> Your instructions:
Print the whole listing, character for character.

> Source material:
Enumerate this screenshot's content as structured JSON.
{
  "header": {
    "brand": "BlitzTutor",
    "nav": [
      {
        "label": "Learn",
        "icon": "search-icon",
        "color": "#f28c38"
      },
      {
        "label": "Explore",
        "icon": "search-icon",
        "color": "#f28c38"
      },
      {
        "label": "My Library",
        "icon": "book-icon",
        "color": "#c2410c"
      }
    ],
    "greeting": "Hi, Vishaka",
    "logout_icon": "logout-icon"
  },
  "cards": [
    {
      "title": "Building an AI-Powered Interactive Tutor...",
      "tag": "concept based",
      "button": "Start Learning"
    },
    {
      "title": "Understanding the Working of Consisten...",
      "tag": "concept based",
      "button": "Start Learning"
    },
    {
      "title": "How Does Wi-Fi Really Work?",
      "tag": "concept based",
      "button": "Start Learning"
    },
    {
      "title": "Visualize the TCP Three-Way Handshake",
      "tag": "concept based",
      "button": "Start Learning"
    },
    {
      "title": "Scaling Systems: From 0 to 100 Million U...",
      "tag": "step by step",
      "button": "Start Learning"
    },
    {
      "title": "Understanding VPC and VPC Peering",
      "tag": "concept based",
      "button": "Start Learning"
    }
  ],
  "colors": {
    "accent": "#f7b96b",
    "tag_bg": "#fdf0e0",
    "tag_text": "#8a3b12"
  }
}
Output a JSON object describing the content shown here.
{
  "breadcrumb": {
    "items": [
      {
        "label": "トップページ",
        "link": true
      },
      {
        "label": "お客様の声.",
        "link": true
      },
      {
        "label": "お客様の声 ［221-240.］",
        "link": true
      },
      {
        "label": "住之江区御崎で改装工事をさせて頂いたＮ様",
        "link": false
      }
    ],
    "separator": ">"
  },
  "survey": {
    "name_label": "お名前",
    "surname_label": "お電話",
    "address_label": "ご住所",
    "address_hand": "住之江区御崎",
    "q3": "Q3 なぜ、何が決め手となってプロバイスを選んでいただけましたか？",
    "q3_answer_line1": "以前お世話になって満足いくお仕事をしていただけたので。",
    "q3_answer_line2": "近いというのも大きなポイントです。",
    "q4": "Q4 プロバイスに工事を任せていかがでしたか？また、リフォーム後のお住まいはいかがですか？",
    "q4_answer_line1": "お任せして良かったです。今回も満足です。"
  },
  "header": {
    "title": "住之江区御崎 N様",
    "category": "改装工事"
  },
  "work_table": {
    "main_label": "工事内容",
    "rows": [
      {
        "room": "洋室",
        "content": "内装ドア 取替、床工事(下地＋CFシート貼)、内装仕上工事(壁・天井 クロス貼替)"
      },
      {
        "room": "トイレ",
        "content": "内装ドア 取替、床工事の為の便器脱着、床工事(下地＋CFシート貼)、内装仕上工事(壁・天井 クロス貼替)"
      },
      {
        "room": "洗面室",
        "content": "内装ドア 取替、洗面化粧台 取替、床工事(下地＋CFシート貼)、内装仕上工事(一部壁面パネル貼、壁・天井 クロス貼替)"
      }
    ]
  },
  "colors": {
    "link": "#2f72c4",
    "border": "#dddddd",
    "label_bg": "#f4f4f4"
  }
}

> Exercise response:
Enumerate this screenshot's content as structured JSON.
{
  "header": {
    "brand": "BlitzTutor",
    "nav": [
      {
        "label": "Learn",
        "icon": "search-icon",
        "color": "#f28c38"
      },
      {
        "label": "Explore",
        "icon": "search-icon",
        "color": "#f28c38"
      },
      {
        "label": "My Library",
        "icon": "book-icon",
        "color": "#c2410c"
      }
    ],
    "greeting": "Hi, Vishaka",
    "logout_icon": "logout-icon"
  },
  "cards": [
    {
      "title": "Building an AI-Powered Interactive Tutor...",
      "tag": "concept based",
      "button": "Start Learning"
    },
    {
      "title": "Understanding the Working of Consisten...",
      "tag": "concept based",
      "button": "Start Learning"
    },
    {
      "title": "How Does Wi-Fi Really Work?",
      "tag": "concept based",
      "button": "Start Learning"
    },
    {
      "title": "Visualize the TCP Three-Way Handshake",
      "tag": "concept based",
      "button": "Start Learning"
    },
    {
      "title": "Scaling Systems: From 0 to 100 Million U...",
      "tag": "step by step",
      "button": "Start Learning"
    },
    {
      "title": "Understanding VPC and VPC Peering",
      "tag": "concept based",
      "button": "Start Learning"
    }
  ],
  "colors": {
    "accent": "#f7b96b",
    "tag_bg": "#fdf0e0",
    "tag_text": "#8a3b12"
  }
}
Output a JSON object describing the content shown here.
{
  "breadcrumb": {
    "items": [
      {
        "label": "トップページ",
        "link": true
      },
      {
        "label": "お客様の声.",
        "link": true
      },
      {
        "label": "お客様の声 ［221-240.］",
        "link": true
      },
      {
        "label": "住之江区御崎で改装工事をさせて頂いたＮ様",
        "link": false
      }
    ],
    "separator": ">"
  },
  "survey": {
    "name_label": "お名前",
    "surname_label": "お電話",
    "address_label": "ご住所",
    "address_hand": "住之江区御崎",
    "q3": "Q3 なぜ、何が決め手となってプロバイスを選んでいただけましたか？",
    "q3_answer_line1": "以前お世話になって満足いくお仕事をしていただけたので。",
    "q3_answer_line2": "近いというのも大きなポイントです。",
    "q4": "Q4 プロバイスに工事を任せていかがでしたか？また、リフォーム後のお住まいはいかがですか？",
    "q4_answer_line1": "お任せして良かったです。今回も満足です。"
  },
  "header": {
    "title": "住之江区御崎 N様",
    "category": "改装工事"
  },
  "work_table": {
    "main_label": "工事内容",
    "rows": [
      {
        "room": "洋室",
        "content": "内装ドア 取替、床工事(下地＋CFシート貼)、内装仕上工事(壁・天井 クロス貼替)"
      },
      {
        "room": "トイレ",
        "content": "内装ドア 取替、床工事の為の便器脱着、床工事(下地＋CFシート貼)、内装仕上工事(壁・天井 クロス貼替)"
      },
      {
        "room": "洗面室",
        "content": "内装ドア 取替、洗面化粧台 取替、床工事(下地＋CFシート貼)、内装仕上工事(一部壁面パネル貼、壁・天井 クロス貼替)"
      }
    ]
  },
  "colors": {
    "link": "#2f72c4",
    "border": "#dddddd",
    "label_bg": "#f4f4f4"
  }
}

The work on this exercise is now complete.